U.S. students are demonstrating increasing interest in the growing semiconductor roles. Data from the job platform Handshake shows that student applications to full-time jobs posted by semiconductor companies were up 79% in 2022-2023, compared to just 19% for other industries. Applications from core tech majors — the talent pool this industry most needs to fill expected skills shortages — increased by 168%. Internship applications followed a similar trend. 

But we cannot rest. Just as the space race inspired a generation of physicists and engineers, we must inspire young people and career changers to make the microelectronics upon which our economy and security rely. We have to get out the word about earn and learn models like Registered Apprenticeships and stackable credentials that get people involved in engaging work even as they are training.  

Now that I have teed up all the hard work ahead of us, let me take a moment to celebrate how far CHIPS has come in the last year. 

We continue to accept applications for incentives for the construction of commercial leading-edge, current, and mature node fabrication facilities. That funding opportunity, the first from CHIPS, was announced on February 28 of this year.  

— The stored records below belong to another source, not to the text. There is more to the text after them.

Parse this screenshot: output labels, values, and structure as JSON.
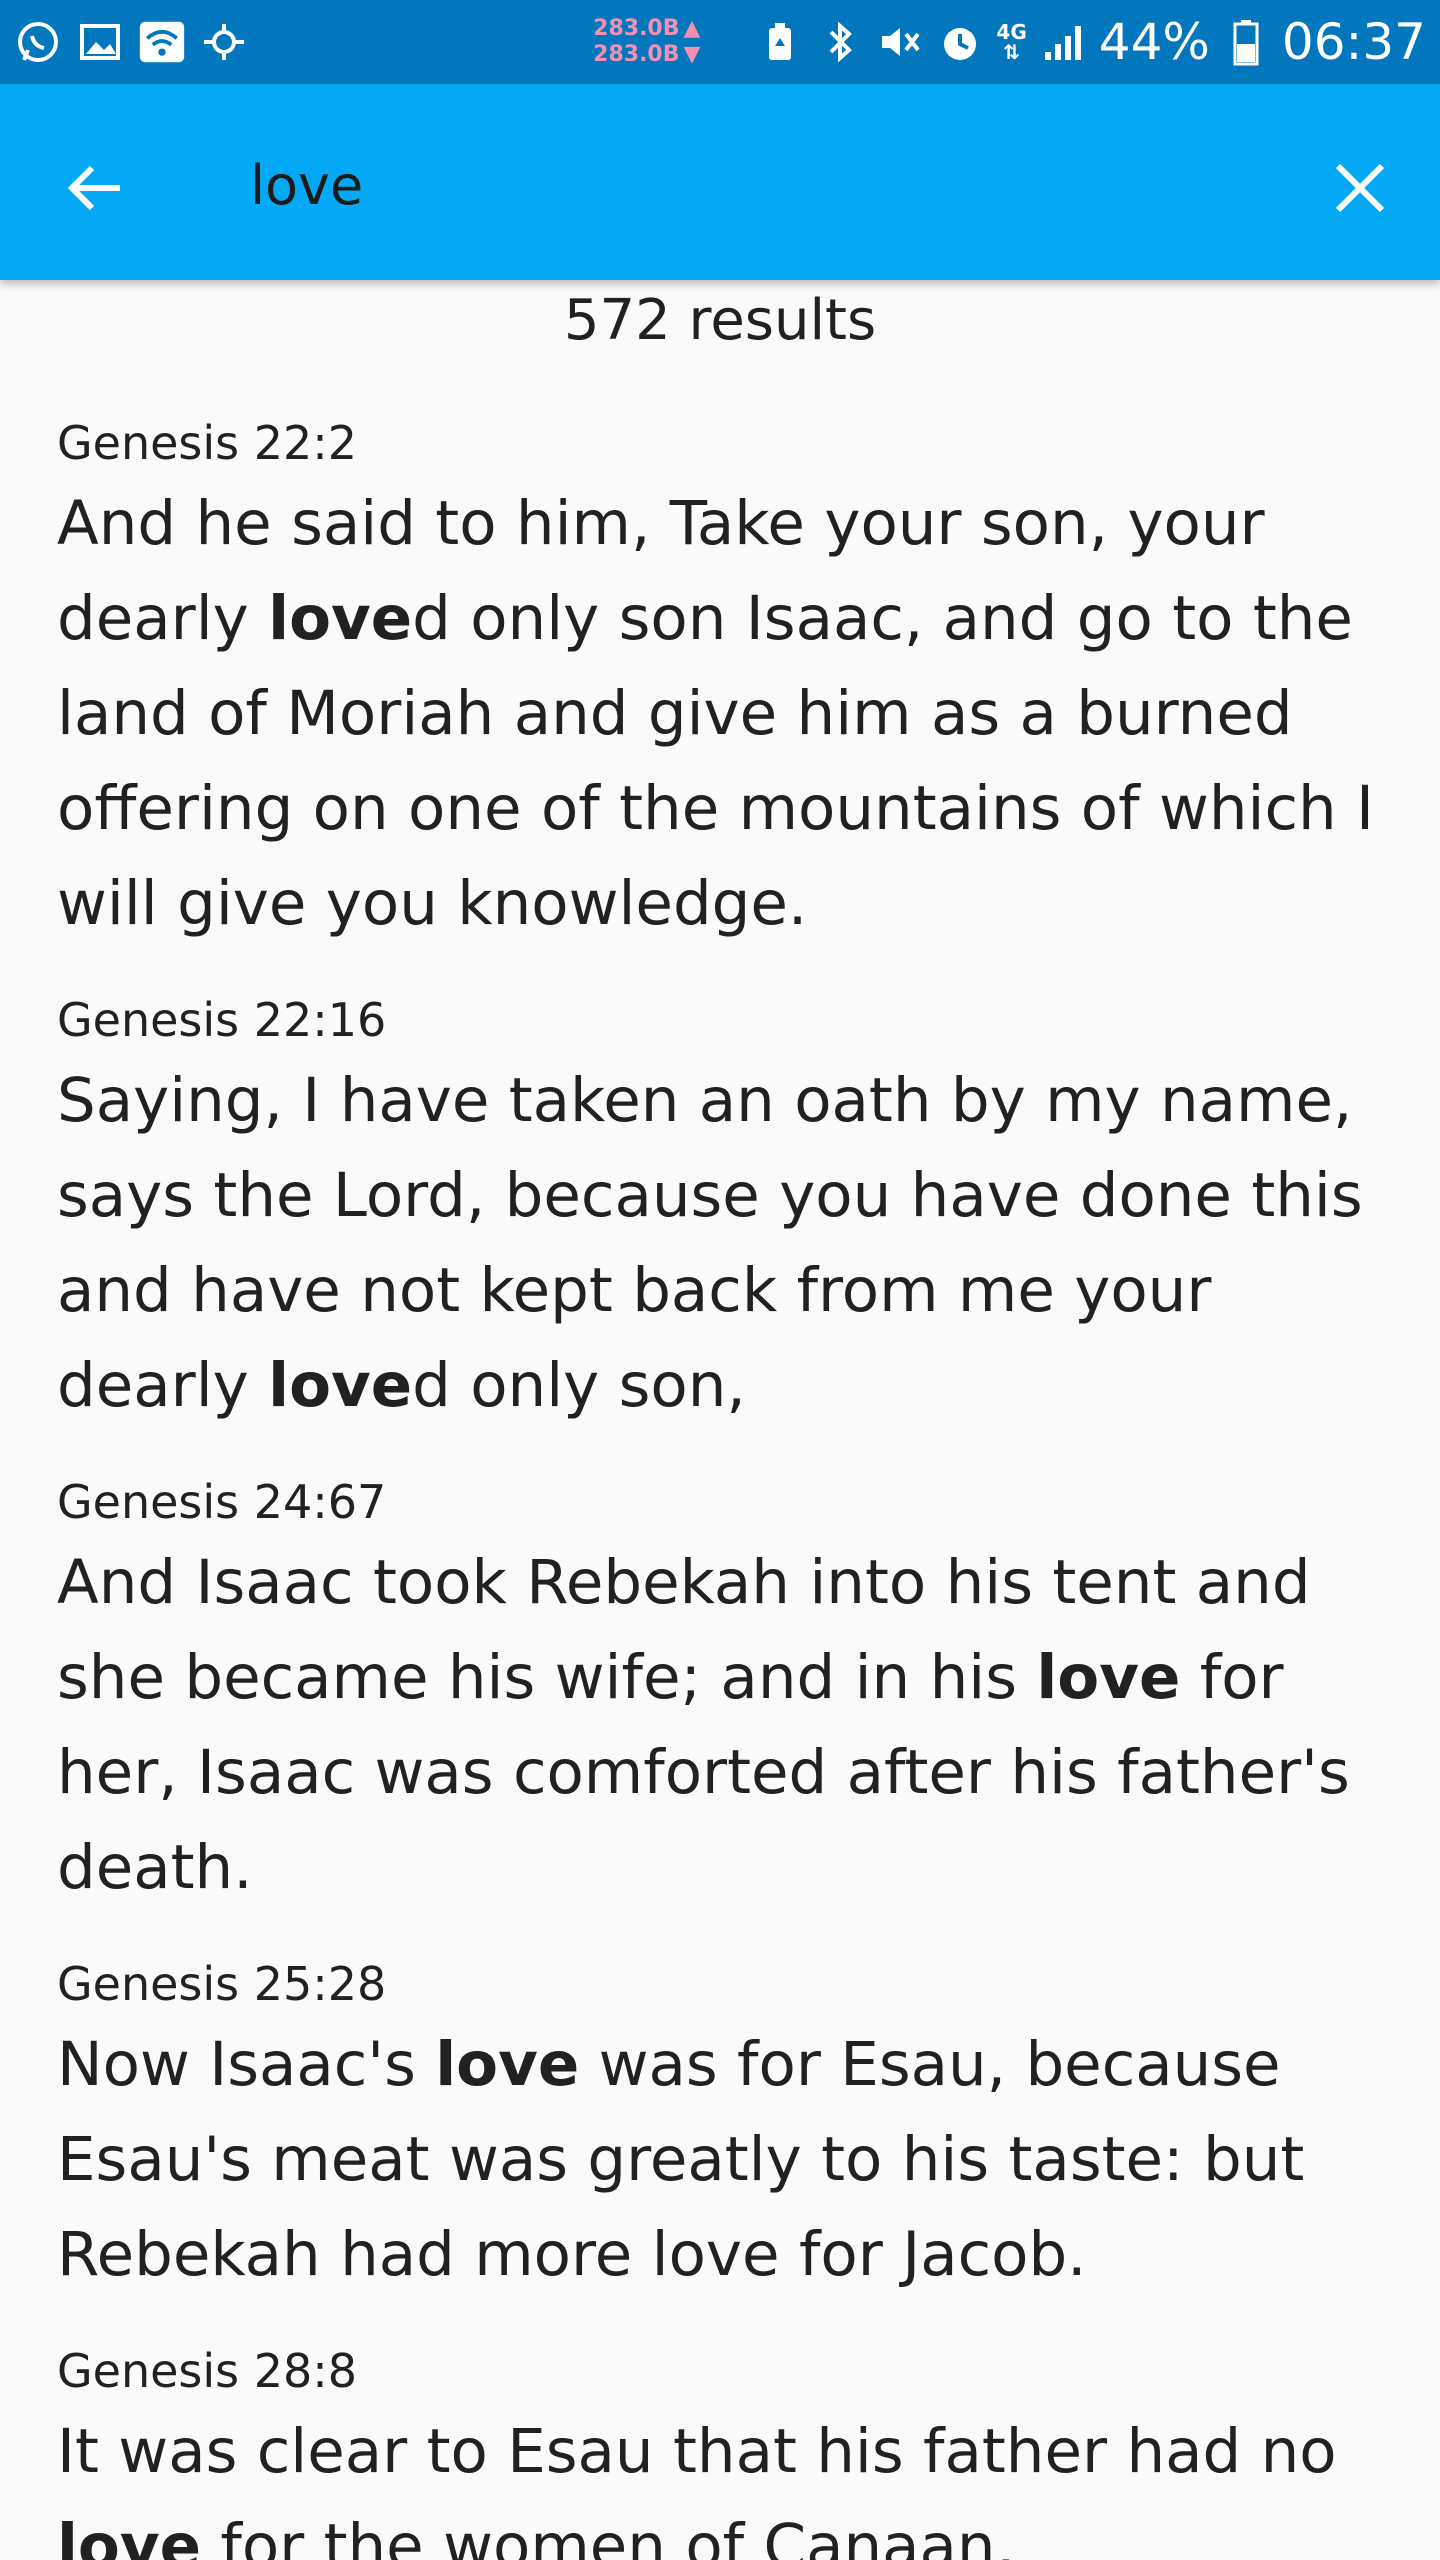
{
  "status_bar": {
    "net_up": "283.0B",
    "net_down": "283.0B",
    "network_type": "4G",
    "battery": "44%",
    "time": "06:37",
    "left_icons": [
      "whatsapp-icon",
      "gallery-icon",
      "wifi-icon",
      "location-icon"
    ],
    "right_icons": [
      "battery-saver-icon",
      "bluetooth-icon",
      "mute-icon",
      "alarm-icon",
      "signal-icon",
      "battery-icon"
    ]
  },
  "search": {
    "query": "love",
    "back_icon": "arrow-left-icon",
    "close_icon": "close-icon"
  },
  "results_count": "572 results",
  "results": [
    {
      "ref": "Genesis 22:2",
      "before": "And he said to him, Take your son, your dearly ",
      "highlight": "love",
      "after": "d only son Isaac, and go to the land of Moriah and give him as a burned offering on one of the mountains of which I will give you knowledge."
    },
    {
      "ref": "Genesis 22:16",
      "before": "Saying, I have taken an oath by my name, says the Lord, because you have done this and have not kept back from me your dearly ",
      "highlight": "love",
      "after": "d only son,"
    },
    {
      "ref": "Genesis 24:67",
      "before": "And Isaac took Rebekah into his tent and she became his wife; and in his ",
      "highlight": "love",
      "after": " for her, Isaac was comforted after his father's death."
    },
    {
      "ref": "Genesis 25:28",
      "before": "Now Isaac's ",
      "highlight": "love",
      "after": " was for Esau, because Esau's meat was greatly to his taste: but Rebekah had more love for Jacob."
    },
    {
      "ref": "Genesis 28:8",
      "before": "It was clear to Esau that his father had no ",
      "highlight": "love",
      "after": " for the women of Canaan,"
    }
  ],
  "colors": {
    "status_bar": "#0277bd",
    "app_bar": "#03a9f4",
    "background": "#fafafa",
    "net_speed": "#f48fb1"
  }
}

On June 23, we expanded that opportunity to include semiconductor materials and equipment facility projects over $300 million. 

To learn more about those funding announcements, please visit 

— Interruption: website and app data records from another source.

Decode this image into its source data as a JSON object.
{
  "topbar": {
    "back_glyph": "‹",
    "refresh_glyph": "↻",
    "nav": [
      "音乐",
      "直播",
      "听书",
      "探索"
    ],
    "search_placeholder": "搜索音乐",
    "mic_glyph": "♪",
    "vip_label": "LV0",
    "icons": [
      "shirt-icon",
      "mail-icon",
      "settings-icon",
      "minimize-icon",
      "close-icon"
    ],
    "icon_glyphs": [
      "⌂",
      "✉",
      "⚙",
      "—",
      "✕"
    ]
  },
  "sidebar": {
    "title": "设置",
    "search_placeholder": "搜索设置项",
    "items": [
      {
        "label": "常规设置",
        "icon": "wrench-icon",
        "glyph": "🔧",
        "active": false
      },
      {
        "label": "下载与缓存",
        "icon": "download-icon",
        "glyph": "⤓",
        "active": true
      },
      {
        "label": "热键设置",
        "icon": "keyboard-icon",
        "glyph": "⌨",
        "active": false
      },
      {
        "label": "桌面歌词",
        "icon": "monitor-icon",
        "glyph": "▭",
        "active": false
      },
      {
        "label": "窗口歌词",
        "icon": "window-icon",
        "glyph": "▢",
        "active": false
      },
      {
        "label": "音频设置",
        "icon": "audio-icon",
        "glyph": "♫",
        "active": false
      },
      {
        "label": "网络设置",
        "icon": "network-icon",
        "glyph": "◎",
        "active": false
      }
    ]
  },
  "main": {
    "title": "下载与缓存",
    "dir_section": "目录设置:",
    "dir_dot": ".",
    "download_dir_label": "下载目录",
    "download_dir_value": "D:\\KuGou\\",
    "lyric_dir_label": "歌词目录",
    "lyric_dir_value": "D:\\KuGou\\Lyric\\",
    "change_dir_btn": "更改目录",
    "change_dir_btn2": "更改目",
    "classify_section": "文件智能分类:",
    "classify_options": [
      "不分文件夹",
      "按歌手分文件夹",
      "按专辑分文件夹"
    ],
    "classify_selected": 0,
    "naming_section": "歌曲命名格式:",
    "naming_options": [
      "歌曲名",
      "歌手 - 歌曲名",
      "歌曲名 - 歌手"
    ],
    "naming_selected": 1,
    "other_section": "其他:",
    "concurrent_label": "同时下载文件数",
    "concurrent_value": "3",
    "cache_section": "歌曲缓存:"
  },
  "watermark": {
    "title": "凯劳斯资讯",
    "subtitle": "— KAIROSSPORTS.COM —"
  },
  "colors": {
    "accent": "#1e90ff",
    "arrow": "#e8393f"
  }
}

We expect two more funding opportunities: One later this summer for semiconductor materials and equipment facility projects under $300 million, and another later in the year to support the construction of semiconductor R&D facilities. 

The CHIPS Research and Development Office recently announced the formation of a selection committee that will choose members of the board of trustees for the National Semiconductor Technology Center, which Lora will tell you more about.  

In fact, CHIPS R&D recently announced a slate of senior leaders. Richard-Duane Chambers will oversee policy and strategy coordination, workforce, interagency integration, and international relationships and standards. Marla Dowell will direct the CHIPS Metrology R&D Program. Jay Lewis will provide federal executive leadership of the NSTC. Eric Lin, who has led CHIPS R&D as interim director will stay on as deputy director.  

And Lora Weiss had just been named the director of CHIPS R&D. Lora comes to CHIPS from Penn State, where she served as senior vice president for research and oversaw the research of 12 academic colleges, seven interdisciplinary research institutes, the Applied Research Lab, and offices for sponsored programs, research protections, industry partnerships, technology transfer, innovation, economic development, and commercialization. Lora is an accomplished scientist and educator with more than 30 years of experience in higher education. Lora and I have both navigated male-dominated STEM fields and organizations. I know that she shares my passion for helping people meet their full potential and for diversity, equity, and inclusion 

With that, I welcome Lora to the podium. 

Created August 18, 2023